*Extracted entries*
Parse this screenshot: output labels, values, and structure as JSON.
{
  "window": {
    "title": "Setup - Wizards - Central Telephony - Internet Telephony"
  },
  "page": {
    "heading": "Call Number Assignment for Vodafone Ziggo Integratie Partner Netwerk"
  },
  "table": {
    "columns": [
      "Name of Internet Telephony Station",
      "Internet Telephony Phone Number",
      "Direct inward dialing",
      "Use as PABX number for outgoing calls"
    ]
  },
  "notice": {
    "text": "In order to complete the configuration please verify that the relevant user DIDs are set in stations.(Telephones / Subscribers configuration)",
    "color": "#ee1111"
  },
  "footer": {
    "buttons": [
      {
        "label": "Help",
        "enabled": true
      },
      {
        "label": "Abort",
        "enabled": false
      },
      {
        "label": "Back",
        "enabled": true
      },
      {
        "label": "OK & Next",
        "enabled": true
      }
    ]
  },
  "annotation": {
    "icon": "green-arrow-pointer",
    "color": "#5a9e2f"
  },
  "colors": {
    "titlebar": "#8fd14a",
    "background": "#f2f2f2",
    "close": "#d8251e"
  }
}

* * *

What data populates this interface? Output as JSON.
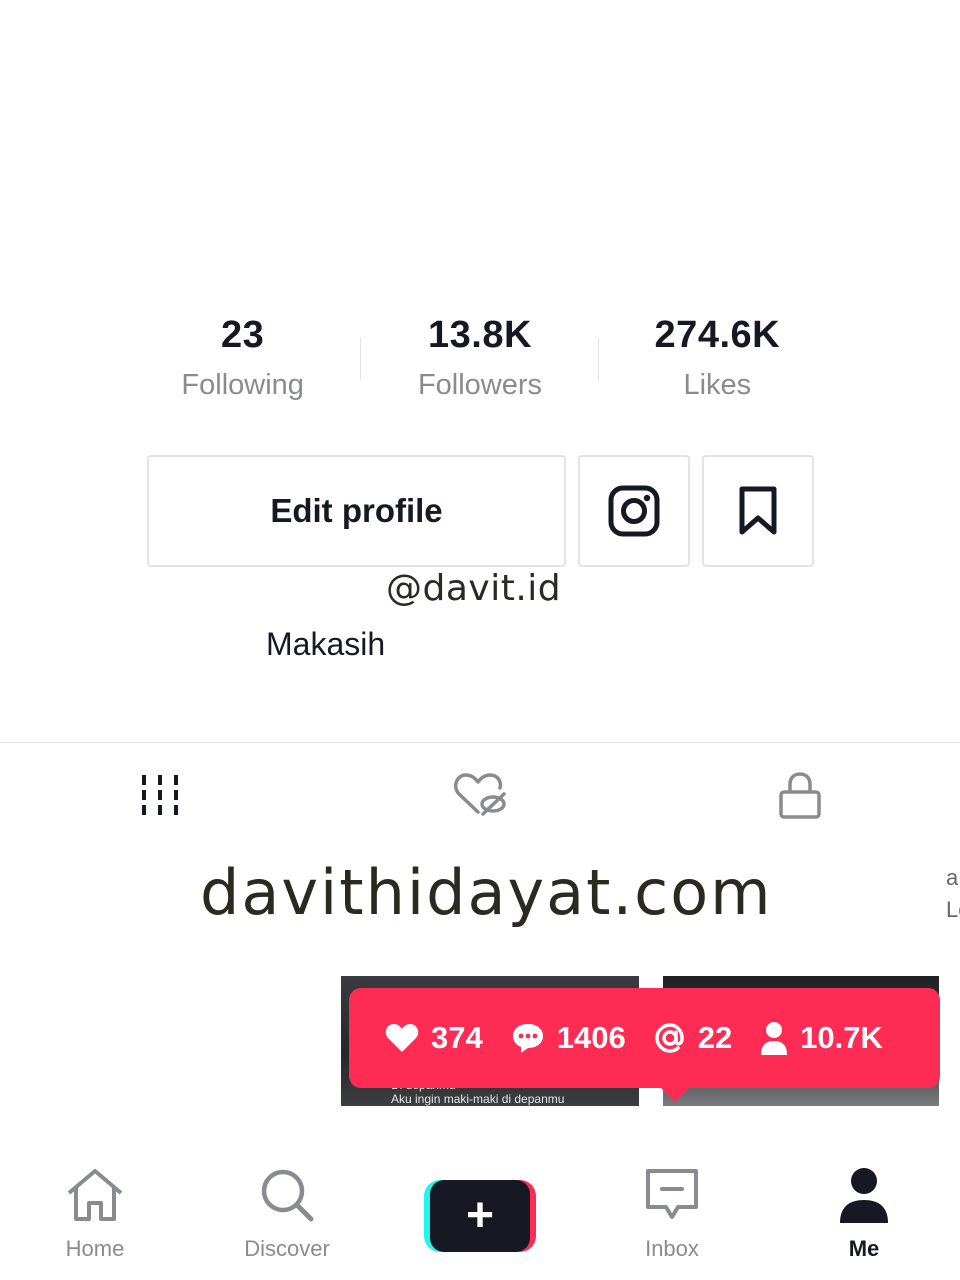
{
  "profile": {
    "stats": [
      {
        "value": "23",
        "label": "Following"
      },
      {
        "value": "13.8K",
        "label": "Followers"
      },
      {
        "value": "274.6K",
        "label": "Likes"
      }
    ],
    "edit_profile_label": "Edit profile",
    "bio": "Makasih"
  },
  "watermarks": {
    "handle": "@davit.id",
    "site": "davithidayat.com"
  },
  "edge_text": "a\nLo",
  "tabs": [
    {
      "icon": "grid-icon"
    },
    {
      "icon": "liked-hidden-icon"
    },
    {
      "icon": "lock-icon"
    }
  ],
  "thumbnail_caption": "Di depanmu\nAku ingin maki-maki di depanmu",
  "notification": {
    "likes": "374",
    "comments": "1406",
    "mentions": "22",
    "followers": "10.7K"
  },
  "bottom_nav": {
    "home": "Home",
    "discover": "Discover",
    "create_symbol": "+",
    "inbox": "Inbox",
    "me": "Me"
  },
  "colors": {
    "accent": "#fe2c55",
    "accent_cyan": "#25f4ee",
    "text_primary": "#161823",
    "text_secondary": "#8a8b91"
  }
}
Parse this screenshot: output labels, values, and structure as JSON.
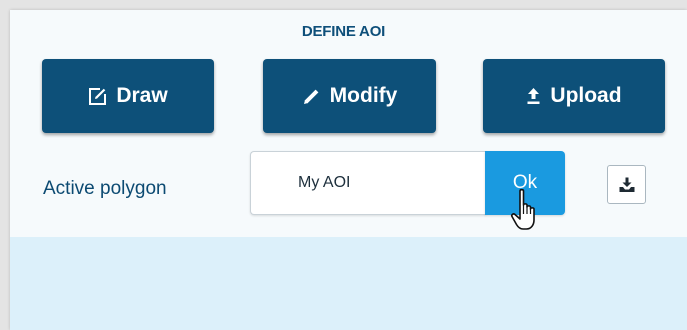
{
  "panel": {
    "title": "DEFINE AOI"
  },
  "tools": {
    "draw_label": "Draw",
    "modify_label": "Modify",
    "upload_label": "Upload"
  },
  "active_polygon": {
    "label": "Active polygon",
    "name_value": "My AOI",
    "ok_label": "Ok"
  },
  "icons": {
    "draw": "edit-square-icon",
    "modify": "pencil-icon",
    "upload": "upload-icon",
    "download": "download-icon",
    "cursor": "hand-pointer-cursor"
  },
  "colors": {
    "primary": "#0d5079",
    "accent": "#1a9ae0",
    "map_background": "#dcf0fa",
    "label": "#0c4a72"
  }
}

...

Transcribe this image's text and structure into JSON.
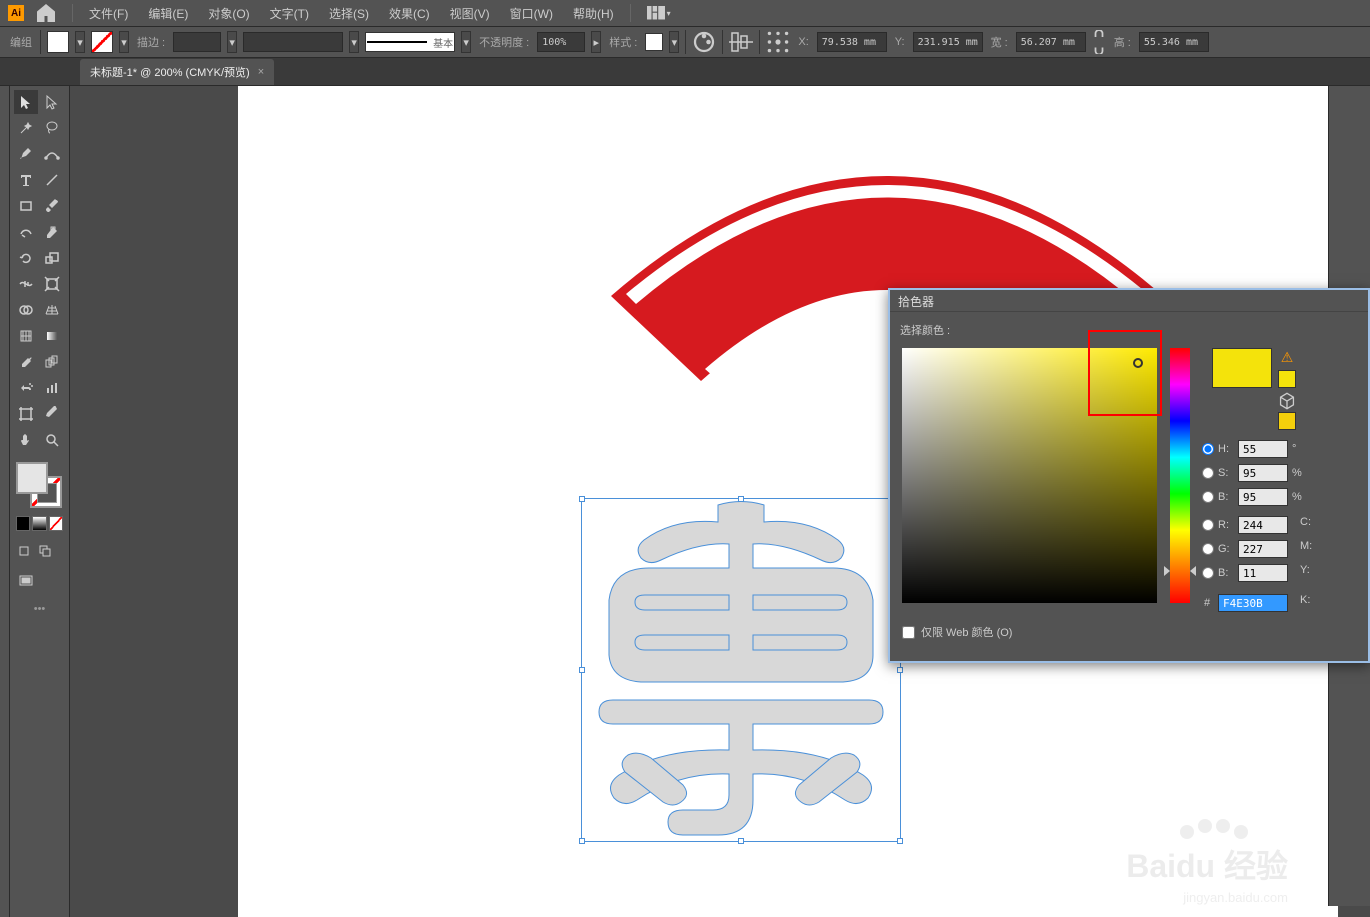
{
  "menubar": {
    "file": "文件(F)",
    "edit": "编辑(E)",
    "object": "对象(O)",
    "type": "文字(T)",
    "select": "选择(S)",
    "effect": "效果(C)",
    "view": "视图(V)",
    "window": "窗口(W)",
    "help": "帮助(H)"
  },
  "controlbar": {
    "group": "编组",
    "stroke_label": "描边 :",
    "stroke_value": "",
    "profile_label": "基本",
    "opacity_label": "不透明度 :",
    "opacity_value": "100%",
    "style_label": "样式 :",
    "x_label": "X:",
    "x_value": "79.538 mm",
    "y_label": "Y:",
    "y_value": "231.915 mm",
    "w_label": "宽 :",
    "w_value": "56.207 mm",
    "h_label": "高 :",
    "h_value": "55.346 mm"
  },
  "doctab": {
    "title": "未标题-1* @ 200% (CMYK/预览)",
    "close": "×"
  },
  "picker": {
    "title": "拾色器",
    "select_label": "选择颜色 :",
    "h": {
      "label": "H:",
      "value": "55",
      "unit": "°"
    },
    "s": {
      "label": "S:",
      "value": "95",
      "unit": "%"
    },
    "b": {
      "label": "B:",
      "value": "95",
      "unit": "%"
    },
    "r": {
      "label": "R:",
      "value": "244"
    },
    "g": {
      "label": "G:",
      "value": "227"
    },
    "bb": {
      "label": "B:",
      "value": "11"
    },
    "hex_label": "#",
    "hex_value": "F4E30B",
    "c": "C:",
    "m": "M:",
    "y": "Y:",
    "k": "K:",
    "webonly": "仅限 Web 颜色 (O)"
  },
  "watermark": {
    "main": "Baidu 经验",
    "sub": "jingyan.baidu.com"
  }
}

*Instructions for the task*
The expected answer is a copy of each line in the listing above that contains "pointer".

*Written response*
    "icon": "green-arrow-pointer",
    "cursor": "hand-pointer-cursor"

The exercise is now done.